It is perhaps appropriate for a book that centres around the battle for the afterlife to begin this review with a confession: this was my first encounter with Iain M Banks' Culture series of science fiction novels. At first, I worried that this put me at a significant disadvantage as for the first 100 or so pages, I spend most of the time being completely confused about what was going on. However, as the strands started to come together, it became apparent that this is partly Banks' style and indeed it's one he uses in his non-science fiction books too. Keep going, it does come together.
As in his non-sci fi works, Banks juggles stories and characters with dazzling effect. He takes a number of characters whose stories may or may not ultimately come together and switches between their stories. And just when you think one line of story is not going anywhere in particular, he twists it round and it all makes perfect sense. The confusion is compounded by the fact that he is covering both the `Real' and `virtual' worlds, and particularly in the virtual worlds, characters may take on different roles and identities. Sound confusing? Well, it is at first but it's also highly entertaining, not to mention clever.
To the uninitiated, the Culture is a fictional interstellar enlightened, socialist, and utopian society operating amongst other, less benevolent and lesser civilized civilizations. This is at least the eighth book to feature the Culture, which first started with Consider Phlebas featuring the Culture's religious war against the Idiran Empire. We are told that the events of Surface Detail occur a millennium and a half after this war.

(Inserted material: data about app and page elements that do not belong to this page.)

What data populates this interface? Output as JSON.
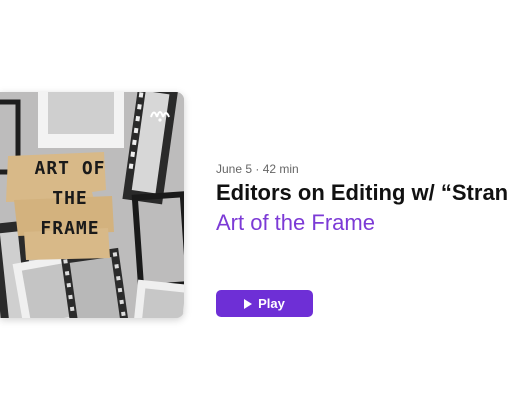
{
  "episode": {
    "meta": "June 5 · 42 min",
    "title": "Editors on Editing w/ “Stran",
    "show": "Art of the Frame"
  },
  "artwork": {
    "wordmark": [
      "ART OF",
      "THE",
      "FRAME"
    ],
    "badge_icon": "anchor-podcast-icon"
  },
  "actions": {
    "play_label": "Play",
    "play_icon": "play-icon"
  },
  "colors": {
    "accent": "#6e2fd6",
    "show_name": "#7c3ad6",
    "artwork_bg": "#bdbcbc",
    "tape": "#d8b988"
  }
}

Surface Detail begins when Lededje Y'breq, a tattooed slave (surface detail, you see?) is attempting to escape from her evil owner, the rich and powerful Veppers who has made his family fortune in virtual war games. He's like an evil cross between Bill Gates and Hugh Heffner.
Meanwhile, in another part of the galaxy, a war rages over the right for Hell to exist. At first the Culture is not directly involved in this war being fought out in a virtual environment with the antagonists agreeing to abide by the outcome in the Real, which strikes me as a very good way of settling disputes. But that will change as the virtual war spills over into the Real.
This is terrifically bad news for the galaxy, but great news for the reader as it brings into play the Culture war ship `'Falling Outside The Normal Moral Constraints'` and it's avatar Demeisen introducing that classic sci fi fall back of entertaining computers communicating with humans. It maybe a well-used trick, but it affords great opportunity for humour. And if you think that ship's title is good, how about the `'Sense Amidst Madness, Wit Amidst Folly'`. I know that in the current economic climate cuts are likely in Defence spending here on Earth, but surely we can put something aside to re-name some of our Navy with these names!
There's double-crossing aplenty, action, revenge, love stories, virtual and real action, tech and humour and some terrific characters. But what sets this book apart is the quality of the writing and the depth of the author's imagination. Amongst all the mayhem, Banks raises some interesting questions about identity, death and the whole point of Hell.
Fans of the Culture series will need no encouragement to grab this latest installment. Sure, it can be confusing at times and Banks does rather leave some stories hanging (although he presents a little potted outcome of the characters at the end) but it's a wonderful trip and I for one will be eagerly diving into the earlier books.